Radio Direction Finding is an exercise that makes use of directional antennas in an attempt to track down the source of a radio signal. Multiple bearings taken from disparate vantage points can provide a set of triangulated bearings that will narrow down a search area such that the signal source can be found. It is possible for multiple receiving stations to work cooperatively to find the signal source, such as searching for a stuck transmitter, jammer, tracking down a lost hiker, or a downed aircraft.
Some people conduct exercises where a station deliberately hides, and sends periodic transmissions for teams of hunters to track down. Tracking teams work individually in an effort to be the first to find the hidden transmitter. Scoring may be based solely on elapsed time, or on accumulated mileage, a combination of both, or other criteria.
Below is a description of a hunt that took place in January of 2010 in Edmonton, Alberta. At that time APRSISCE/32 did not support DF Reports, so RadioMobile was used as a tool to plot directional sectors. Since that time, APRSISCE/32 has had DF sector support included. Images on the left are from RadioMobile, where the images on the right are from APRSISCE/32.
Note: Clicking on an image may bring up a bigger version to see more easily.
|The first bearing was taken from the Northern Alberta Radio Club repeater site. This site has an excellent height above the city, and can give a very clean and reliable first directional. This bearing was nice and strong, and very clean, indicating southwest . Since the only route out of the NARC site is to the west, the decision was made to travel south on 17th street towards Anthony Henday Drive.
|A second bearing was taken just north of Whitemud Drive, a major east/west freeway.

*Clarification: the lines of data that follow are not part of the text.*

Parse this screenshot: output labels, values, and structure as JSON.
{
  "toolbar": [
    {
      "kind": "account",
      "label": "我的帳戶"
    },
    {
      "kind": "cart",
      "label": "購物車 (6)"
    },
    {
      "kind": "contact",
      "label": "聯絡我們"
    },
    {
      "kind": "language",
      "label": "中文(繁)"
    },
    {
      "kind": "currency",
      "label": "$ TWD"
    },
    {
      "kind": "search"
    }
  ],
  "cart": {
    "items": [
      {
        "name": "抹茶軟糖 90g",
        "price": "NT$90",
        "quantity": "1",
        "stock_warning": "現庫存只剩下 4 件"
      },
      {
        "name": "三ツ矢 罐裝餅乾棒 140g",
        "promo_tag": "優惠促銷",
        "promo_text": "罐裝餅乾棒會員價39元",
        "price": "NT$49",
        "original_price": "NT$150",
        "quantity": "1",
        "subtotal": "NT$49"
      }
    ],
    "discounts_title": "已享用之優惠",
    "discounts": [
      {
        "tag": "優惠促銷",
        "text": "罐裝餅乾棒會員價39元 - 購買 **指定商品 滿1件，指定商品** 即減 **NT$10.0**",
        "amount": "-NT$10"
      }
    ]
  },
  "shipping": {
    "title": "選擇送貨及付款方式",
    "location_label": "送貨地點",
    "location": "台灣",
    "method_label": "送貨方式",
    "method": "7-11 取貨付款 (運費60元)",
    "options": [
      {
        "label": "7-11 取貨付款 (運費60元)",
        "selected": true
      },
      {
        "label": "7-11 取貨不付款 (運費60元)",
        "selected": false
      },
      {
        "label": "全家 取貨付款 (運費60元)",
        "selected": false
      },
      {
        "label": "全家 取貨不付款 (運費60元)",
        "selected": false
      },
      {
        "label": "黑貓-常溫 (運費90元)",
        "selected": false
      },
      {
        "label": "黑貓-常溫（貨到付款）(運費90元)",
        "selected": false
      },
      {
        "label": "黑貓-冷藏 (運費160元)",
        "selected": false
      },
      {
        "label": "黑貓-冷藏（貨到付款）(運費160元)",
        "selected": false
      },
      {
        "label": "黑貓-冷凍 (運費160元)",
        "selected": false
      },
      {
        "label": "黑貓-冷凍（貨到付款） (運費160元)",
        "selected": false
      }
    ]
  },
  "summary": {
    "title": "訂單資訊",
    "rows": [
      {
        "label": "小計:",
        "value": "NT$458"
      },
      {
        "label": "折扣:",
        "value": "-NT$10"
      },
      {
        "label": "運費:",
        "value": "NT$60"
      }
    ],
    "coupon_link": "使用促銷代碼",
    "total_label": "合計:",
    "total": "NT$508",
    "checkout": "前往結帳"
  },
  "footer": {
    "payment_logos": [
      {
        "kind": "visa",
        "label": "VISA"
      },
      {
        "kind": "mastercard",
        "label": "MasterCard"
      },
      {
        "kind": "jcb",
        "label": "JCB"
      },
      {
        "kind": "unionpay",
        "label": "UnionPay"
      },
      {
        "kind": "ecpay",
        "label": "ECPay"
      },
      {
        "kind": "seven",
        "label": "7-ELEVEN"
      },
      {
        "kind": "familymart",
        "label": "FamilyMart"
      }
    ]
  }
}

This bearing was used to get a cross bearing on the fox. While the heading didn’t change much, and still left a large area of overlap, it did confirm that the target area was still south of the Whitemud. The decision made was to continue travelling south towards the Anthony Henday ring road.
|A third bearing was taken just north of 23rd Avenue. This bearing gave a better cross bearing, and narrowed the potential search area. This also confirmed the selection of Anthony Henday as an access route to the search area.
|The fourth bearing was taken from just before the 91 St off ramp. This location was chosen so that if the bearing was diverging from the Anthony Henday, then a new route could be chosen. The heading observed was slightly north of west. Whether this bearing was influenced by physical characteristics in the area or by psychological factors is unknown. I had the idea in my mind that the fox was near the intersection of Calgary Trail and Anthony Henday. This may have tainted what I perceived as the directional bearing.
|Here’s a closer look at the area of interest. You can see that the fourth bearing does not correspond with the other bearings taken previously. Long range bearings can be less accurate, so the latest bearing was assumed to be more accurate. Sometimes however you get thrown a red herring. One has to weigh the merits of each bearing, and be prepared to ignore possible tainted data.|
|The fifth bearing was taken just before the 119th Street turn off, as the next opportunity to exit the Anthony Henday was nearly 3 miles ahead. This bearing was found to point back to the east, indicating that the hidden transmitter location had been overshot. The bearing indicating slightly north of east lead me to focus on South Edmonton Common (A major shopping center, the pink background area on the map) as a potential target area. All previous bearings have been cleared to enable easier visualization of the latest higher accuracy bearings. We know the hidden transmitter will be within the area of probability defined by the previous long range bearings._
|The sixth bearing was taken from an area close to the suspected target area, in order to determine whether the hidden transmitter was east or west of Calgary Trail. Bearing combined with signal strength information indicated that the hidden transmitter was most likely in South Edmonton Common.
|The seventh bearing was to be taken from just east of South Edmonton Common in order to ensure that the hidden transmitter was indeed in the common, as well as to determine which section of the common to search. It was at this point that the hidden transmitter was found. Sometimes you just get lucky! I selected a spot just east of South Edmonton Common as a location to take a directional, and as I got out of the vehicle to swing the beam, the suspect vehicle was spotted. Looking at this now, I can see that this was a bad decision, as I should have set up to get a directional that would have been perpendicular to the sixth bearing.
VE6SRV>APWW10:;FOX *231312/5326.87N/11328.79W>Hidden Transmitter
Exact bearing information from RadioMobile was not available when the APRSISCE/32 images were created, so approximate locations, bearings, and NRQ data was used to provide the APRSISCE/32 screen shots. As such there are minor discrepancies in the DF sectors presented in each image.